Velthuis, M. J., Agasi-Idenburg, S. C., Aufdemkampe, G., & Wittink, H. M. (2010). The effect of physical exercise on cancer-related fatigue during cancer treatment: a meta-analysis of randomised controlled trials. Clinical Oncology (Royal College of Radiologists (Great Britain)), 22, 208–221.

DOI Link


To evaluate short- and long-term effects of different exercise parameters during adjuvant treatment on cancer-related fatigue.

Search Strategy

Databases searched were CINAHL, EMBASE, MEDLINE, Scopus, PEDro, and Cochrane Library to 2008. Hand searching was performed using reference lists from articles obtained.

Search keywords were cancer (and related terms), chemotherapy, radiotherapy, hormone*, exercise, cycle, train*, walk, and fatigue.

Studies were included in the review if 

  • They were randomized, controlled trials
  • They studied effects of exercise on cancer-related fatigue in adults receiving adjuvant therapy
  • There was overlap of 50% or more of the exercise intervention with the cancer treatment period
  • The study compared exercise with a no exercise usual care group
  • Patient-reported fatigue was the outcome.

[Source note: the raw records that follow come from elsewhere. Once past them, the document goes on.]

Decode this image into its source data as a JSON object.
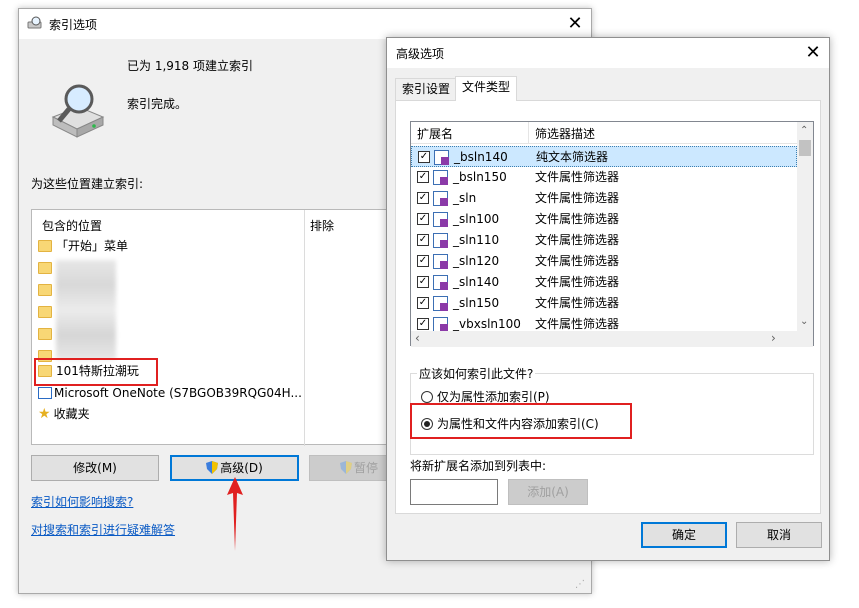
{
  "main_window": {
    "title": "索引选项",
    "close_glyph": "✕",
    "status_count": "已为 1,918 项建立索引",
    "status_done": "索引完成。",
    "locations_label": "为这些位置建立索引:",
    "col_included": "包含的位置",
    "col_excluded": "排除",
    "locations": [
      {
        "label": "「开始」菜单",
        "icon": "folder-icon"
      },
      {
        "label": "101特斯拉潮玩",
        "icon": "folder-icon"
      },
      {
        "label": "Microsoft OneNote (S7BGOB39RQG04H...",
        "icon": "onenote-icon"
      },
      {
        "label": "收藏夹",
        "icon": "star-icon"
      }
    ],
    "buttons": {
      "modify": "修改(M)",
      "advanced": "高级(D)",
      "pause": "暂停"
    },
    "links": {
      "how_affects": "索引如何影响搜索?",
      "troubleshoot": "对搜索和索引进行疑难解答"
    }
  },
  "advanced_window": {
    "title": "高级选项",
    "close_glyph": "✕",
    "tabs": [
      "索引设置",
      "文件类型"
    ],
    "active_tab": "文件类型",
    "col_ext": "扩展名",
    "col_filter": "筛选器描述",
    "file_types": [
      {
        "ext": "_bsln140",
        "filter": "纯文本筛选器",
        "selected": true
      },
      {
        "ext": "_bsln150",
        "filter": "文件属性筛选器"
      },
      {
        "ext": "_sln",
        "filter": "文件属性筛选器"
      },
      {
        "ext": "_sln100",
        "filter": "文件属性筛选器"
      },
      {
        "ext": "_sln110",
        "filter": "文件属性筛选器"
      },
      {
        "ext": "_sln120",
        "filter": "文件属性筛选器"
      },
      {
        "ext": "_sln140",
        "filter": "文件属性筛选器"
      },
      {
        "ext": "_sln150",
        "filter": "文件属性筛选器"
      },
      {
        "ext": "_vbxsln100",
        "filter": "文件属性筛选器"
      }
    ],
    "how_index_label": "应该如何索引此文件?",
    "radio_props_only": "仅为属性添加索引(P)",
    "radio_props_content": "为属性和文件内容添加索引(C)",
    "add_ext_label": "将新扩展名添加到列表中:",
    "add_ext_value": "",
    "add_button": "添加(A)",
    "ok_button": "确定",
    "cancel_button": "取消"
  },
  "colors": {
    "highlight_red": "#e02020",
    "link_blue": "#0a5ac4",
    "selection": "#cce8ff"
  }
}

No exclusion criteria were specified.

Literature Evaluated

Initally, 1,097 articles were identified. A final set of 18 articles met the inclusion criteria. The PEDro scale was used to rate the methodological quality of the research. Fifteen studies were considered to be of high quality, with a score 4 or greater (range 2–8).

Sample Characteristics

  • The final sample of 18 studies involved 1,109 patients.
  • Study sample sizes ranged from 14 to 174 patients.
  • Twelve of the 18 studies were performed in patients with breast cancer.


Overall Findings in Breast Cancer

  • Pooled results in patients with breast cancer (n = 654) showed a small significant reduction in fatigue with exercise (standardized mean difference [SMD] = 0.22; 95% confidence interval [CI] [0.06, 0.37]; Z = 2.46; p = 0.01).

Home-Based Exercise

Exercise was home-based and self-monitored in seven studies. Interventions consisted of walking for 10 to 45 minutes per week and for three to six times per week. In one study, the participants also performed resistance exercises. Cancer treatments and timing of the programs varied. Adherence ranged from 70% to 100%.

  • Pooled results of 2 high-quality studies (n = 128) showed a small nonsignificant reduction in fatigue (SMD = 0.10; 95% CI [-0.25, 0.45]).

Supervised Exercise Programs

Supervised programs were used in five studies. Three involved aerobic exercises, and the others included groups with stretching and/or resistance exercises. Most were performed for 10 to 30 minutes three times per week. Programs were completed by 39% to 100% of partcipants.

  • Pooled analysis of three high-quality studies (n = 340) showed a medium significant reduction in fatigue with exercise (SMD = 0.30; 95% CI [0.09, 0.51]).

Overall Findings in Prostate Cancer

Four studies were performed in patients with prostate cancer; three were supervised and one was home-based.

  • Pooled results in these five studies showed a medium significant reduction in fatigue with exercise (SMD = 0.32; 95% CI [0.05, 0.59]).
  • Subgroup analysis of home-based and supervised programs showed small nonsignificant effects, with these approaches analyzed individually.

Findings in Multiple Myeloma and Acute Myeloid Leukemia

One study was performed in each of these patient groups. One was of low quality. Both had nonsignificant reductions in fatigue.


Only short-term effects could be analyzed because only one study described any longer-term effects of physical exercise. No significant adverse effects overall were seen. Supervised aerobic exercise programs were more effective in reducing fatigue than home-based programs. There were significant positive effects during breast cancer treatment, with small to moderate effect sizes. The most effective frequency intensity or duration of exercise could not be determined. Reported adherence to the exercise program varied widely.


  • There was an overall beneficial effect of exercise in patients with prostate cancer when all findings were pooled; however, the effectiveness of home-based and supervised programs could not be demonstrated separately.
  • The limited number of studies and available data in this area may have influenced these results.
  • The clinical relevance of findings could not be determined due to the wide range of measurement instruments used in the research and the lack of associated data that establish clinically important differences.

Nursing Implications

Findings showed that exercise had at least a small beneficial effect in reducing fatigue for patients during adjuvant treatment. Supervised programs may be more effective than self-managed home-based programs. More research on the effects of resistance exercise, home-based exercise, and most effective exercise parameters are needed. Longer-term outcomes and patient adherence need to be examined further. Research on the effects of exercise in other patient types is also needed.

Legacy ID